For several years, we have been writing about how malnutrition impacts hospitalization and is a leading co-factor in readmissions. A white paper outlining the evidence for the importance of nutrition in transition from the hospital is available here.
Now there is more evidence that malnutrition creates negative outcomes post discharge. A clinical study conducted by researchers at Brigham and Women’s Hospital evaluated the nutritional status of patients admitted to Intensive Care Units (ICU) and determined outcomes for those patients.
The study compared ICU outcomes for patients who were not malnourished upon admission, to those with either protein energy malnutrition (PEM) or nonspecific malnutrition. This was a relatively large study with over 3000 patients who survived hospitalization and were discharged into their homes.
Findings showed ICU patients who were malnourished upon admittance to ICU were:
- More likely to be readmitted within 30 days of discharge
- More likely to die within 90 days of discharge
In looking at the data, it is clear that PEM upon admission to ICU is a contributor to readmissions and mortality in discharged patients. Importantly, the study also found that use of various drugs increased with malnourished patients.
The researchers underscored the importance of post-hospitalization nutrition. The fact that we discharge patients without knowing if they have food at home is a concern and has been shown to be a contributing factor to readmissions and emergency department visits.
Currently, estimates are that readmissions in the Medicare populations are costing $15 billion every year.

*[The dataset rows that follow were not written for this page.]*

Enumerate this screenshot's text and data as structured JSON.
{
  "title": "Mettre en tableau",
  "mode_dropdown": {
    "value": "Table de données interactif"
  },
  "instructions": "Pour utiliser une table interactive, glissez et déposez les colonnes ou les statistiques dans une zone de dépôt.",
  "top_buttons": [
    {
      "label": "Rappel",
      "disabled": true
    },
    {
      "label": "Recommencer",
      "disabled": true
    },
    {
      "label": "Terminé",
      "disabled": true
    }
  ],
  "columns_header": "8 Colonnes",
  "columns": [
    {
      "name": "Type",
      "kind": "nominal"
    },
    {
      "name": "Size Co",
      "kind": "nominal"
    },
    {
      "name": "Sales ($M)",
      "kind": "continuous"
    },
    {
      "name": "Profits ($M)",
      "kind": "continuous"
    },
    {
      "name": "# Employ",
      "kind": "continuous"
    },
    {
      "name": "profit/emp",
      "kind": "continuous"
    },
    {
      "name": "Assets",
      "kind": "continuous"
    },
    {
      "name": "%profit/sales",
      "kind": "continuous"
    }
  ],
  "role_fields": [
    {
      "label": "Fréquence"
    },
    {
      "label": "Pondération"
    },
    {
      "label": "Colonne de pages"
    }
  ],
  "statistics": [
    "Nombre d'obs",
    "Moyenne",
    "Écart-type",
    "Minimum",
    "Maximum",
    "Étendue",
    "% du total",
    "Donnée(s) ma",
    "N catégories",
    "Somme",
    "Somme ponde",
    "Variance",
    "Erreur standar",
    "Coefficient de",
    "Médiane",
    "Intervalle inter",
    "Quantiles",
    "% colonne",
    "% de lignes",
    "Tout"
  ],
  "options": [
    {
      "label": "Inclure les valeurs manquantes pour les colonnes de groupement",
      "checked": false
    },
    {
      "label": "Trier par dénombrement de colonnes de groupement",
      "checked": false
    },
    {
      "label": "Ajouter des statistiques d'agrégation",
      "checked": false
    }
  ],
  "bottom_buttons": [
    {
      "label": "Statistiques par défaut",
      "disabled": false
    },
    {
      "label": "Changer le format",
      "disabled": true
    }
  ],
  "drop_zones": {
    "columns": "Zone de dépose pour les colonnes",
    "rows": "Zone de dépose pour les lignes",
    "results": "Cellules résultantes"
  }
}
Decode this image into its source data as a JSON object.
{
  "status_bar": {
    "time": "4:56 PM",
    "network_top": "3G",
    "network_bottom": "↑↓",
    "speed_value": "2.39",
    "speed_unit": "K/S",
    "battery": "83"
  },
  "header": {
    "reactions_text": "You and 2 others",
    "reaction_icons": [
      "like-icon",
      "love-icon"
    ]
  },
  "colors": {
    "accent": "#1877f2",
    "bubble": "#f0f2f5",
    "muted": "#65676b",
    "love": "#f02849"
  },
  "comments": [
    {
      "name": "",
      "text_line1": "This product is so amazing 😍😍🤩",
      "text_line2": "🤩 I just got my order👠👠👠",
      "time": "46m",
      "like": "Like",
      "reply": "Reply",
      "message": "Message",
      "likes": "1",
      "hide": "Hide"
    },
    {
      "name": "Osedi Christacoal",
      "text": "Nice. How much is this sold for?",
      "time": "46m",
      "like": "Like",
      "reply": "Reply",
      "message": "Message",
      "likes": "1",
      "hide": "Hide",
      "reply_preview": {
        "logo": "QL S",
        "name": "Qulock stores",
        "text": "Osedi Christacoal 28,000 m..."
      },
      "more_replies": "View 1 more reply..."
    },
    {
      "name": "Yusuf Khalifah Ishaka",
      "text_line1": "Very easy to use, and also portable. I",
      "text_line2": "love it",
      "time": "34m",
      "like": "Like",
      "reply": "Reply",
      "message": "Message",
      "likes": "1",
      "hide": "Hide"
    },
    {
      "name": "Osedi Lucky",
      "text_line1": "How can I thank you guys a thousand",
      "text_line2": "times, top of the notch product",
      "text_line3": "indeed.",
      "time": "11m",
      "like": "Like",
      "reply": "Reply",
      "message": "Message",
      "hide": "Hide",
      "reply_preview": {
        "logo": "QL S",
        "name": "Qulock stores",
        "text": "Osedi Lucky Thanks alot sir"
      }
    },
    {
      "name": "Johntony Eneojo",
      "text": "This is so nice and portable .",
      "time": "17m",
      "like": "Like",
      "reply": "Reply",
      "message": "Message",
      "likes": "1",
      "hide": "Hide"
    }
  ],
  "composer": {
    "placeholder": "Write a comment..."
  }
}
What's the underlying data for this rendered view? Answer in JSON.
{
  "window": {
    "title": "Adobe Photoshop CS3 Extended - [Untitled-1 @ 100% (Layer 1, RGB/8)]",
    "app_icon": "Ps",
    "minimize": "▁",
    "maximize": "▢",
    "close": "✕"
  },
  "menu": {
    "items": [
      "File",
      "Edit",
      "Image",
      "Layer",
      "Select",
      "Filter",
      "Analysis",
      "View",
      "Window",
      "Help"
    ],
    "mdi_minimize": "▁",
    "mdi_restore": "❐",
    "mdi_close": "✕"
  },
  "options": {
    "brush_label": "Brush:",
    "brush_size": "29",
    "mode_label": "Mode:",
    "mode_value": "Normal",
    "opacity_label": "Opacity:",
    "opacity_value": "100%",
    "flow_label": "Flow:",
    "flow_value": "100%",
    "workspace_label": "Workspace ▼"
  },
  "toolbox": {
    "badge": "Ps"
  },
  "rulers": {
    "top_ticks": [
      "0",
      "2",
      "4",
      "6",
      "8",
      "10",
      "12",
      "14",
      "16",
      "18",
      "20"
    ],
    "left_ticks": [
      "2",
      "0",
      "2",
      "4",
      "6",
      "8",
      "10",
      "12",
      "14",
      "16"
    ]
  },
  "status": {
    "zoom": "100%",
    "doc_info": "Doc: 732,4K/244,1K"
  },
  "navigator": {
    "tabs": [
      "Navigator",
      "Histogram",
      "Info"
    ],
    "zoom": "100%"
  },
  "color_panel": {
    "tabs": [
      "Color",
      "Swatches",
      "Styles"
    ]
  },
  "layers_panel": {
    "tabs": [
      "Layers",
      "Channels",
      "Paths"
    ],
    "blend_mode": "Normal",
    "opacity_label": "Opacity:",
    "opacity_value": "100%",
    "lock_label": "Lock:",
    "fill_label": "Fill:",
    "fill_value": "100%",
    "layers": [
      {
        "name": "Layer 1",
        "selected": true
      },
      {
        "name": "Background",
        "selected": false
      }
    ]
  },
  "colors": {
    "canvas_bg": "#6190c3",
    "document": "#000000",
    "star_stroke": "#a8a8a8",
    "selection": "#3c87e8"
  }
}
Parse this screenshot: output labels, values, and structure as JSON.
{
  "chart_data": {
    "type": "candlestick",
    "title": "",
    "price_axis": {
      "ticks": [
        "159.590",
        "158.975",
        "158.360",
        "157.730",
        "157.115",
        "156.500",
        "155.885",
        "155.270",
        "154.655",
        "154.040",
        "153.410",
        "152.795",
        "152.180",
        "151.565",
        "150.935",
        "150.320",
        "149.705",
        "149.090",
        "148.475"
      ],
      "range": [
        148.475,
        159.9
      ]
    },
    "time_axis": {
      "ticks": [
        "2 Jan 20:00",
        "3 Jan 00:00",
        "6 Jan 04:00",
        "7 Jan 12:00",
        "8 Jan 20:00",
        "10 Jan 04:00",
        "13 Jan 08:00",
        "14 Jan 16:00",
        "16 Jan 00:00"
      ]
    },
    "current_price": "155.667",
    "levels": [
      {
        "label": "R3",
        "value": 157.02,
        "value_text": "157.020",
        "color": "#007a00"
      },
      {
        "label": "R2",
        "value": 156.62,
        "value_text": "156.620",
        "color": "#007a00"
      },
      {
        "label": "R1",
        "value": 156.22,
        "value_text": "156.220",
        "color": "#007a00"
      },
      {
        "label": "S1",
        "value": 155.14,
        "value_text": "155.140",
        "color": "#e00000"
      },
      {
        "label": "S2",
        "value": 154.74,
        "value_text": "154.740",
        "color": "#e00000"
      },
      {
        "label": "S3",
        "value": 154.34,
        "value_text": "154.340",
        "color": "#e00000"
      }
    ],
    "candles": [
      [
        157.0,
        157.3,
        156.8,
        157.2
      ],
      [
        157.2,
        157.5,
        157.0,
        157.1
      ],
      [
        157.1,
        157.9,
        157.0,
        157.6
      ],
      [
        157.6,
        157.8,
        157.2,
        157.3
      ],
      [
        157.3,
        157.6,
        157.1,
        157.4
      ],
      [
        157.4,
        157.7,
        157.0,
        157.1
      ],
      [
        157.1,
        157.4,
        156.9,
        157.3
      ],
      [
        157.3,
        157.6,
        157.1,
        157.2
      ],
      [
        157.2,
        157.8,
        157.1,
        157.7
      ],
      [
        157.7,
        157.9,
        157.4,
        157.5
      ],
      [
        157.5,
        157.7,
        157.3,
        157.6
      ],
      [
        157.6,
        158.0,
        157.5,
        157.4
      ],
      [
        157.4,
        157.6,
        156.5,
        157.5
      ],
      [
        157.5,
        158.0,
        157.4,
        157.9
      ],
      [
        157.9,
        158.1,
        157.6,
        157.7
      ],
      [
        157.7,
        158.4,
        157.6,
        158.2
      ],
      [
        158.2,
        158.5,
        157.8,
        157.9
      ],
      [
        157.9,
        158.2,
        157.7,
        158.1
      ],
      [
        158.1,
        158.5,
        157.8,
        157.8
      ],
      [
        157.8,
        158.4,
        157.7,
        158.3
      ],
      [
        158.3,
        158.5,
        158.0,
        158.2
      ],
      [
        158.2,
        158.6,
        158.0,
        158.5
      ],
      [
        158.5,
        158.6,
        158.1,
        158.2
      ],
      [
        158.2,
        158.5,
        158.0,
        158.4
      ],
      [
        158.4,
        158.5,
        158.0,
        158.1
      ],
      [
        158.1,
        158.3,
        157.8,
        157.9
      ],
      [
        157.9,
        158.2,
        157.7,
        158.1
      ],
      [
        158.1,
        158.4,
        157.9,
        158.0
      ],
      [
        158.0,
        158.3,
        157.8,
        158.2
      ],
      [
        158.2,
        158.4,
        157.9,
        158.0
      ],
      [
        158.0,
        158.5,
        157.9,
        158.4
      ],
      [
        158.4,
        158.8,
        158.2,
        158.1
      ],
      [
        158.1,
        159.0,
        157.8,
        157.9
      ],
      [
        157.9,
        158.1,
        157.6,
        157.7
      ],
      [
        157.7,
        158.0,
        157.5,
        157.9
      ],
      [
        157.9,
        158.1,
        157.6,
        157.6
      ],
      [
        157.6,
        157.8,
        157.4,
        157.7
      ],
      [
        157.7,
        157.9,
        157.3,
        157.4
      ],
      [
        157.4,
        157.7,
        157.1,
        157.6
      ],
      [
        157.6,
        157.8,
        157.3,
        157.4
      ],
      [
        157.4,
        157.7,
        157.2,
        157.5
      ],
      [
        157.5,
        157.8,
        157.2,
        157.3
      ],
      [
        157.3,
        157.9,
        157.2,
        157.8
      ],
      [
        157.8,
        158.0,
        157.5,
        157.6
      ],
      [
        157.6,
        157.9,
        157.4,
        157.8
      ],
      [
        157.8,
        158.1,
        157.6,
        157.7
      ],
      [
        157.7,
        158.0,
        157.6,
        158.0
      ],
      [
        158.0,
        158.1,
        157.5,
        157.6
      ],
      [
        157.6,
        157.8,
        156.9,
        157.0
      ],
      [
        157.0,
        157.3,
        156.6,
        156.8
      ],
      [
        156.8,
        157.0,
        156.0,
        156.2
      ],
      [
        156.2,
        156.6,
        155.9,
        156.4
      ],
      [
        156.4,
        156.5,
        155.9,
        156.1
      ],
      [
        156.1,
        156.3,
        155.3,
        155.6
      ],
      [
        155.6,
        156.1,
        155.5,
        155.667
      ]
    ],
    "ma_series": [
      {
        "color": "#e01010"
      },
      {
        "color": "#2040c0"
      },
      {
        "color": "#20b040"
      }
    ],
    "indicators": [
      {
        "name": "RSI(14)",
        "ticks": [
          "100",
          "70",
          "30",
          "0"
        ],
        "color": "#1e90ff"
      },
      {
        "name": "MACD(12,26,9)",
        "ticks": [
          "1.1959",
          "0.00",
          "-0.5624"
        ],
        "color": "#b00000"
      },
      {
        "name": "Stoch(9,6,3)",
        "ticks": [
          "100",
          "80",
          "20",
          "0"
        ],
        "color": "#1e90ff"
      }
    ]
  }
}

Simply feeding people prior to admission and post discharge could go a long way to improving outcomes and reducing overall healthcare costs in the United States.
Mogensen K, et al. “The association of malnutrition and 30-day post discharge hospital readmission in ICU survivors: A registry based cohort study” SCCM 2013; Abstract 54.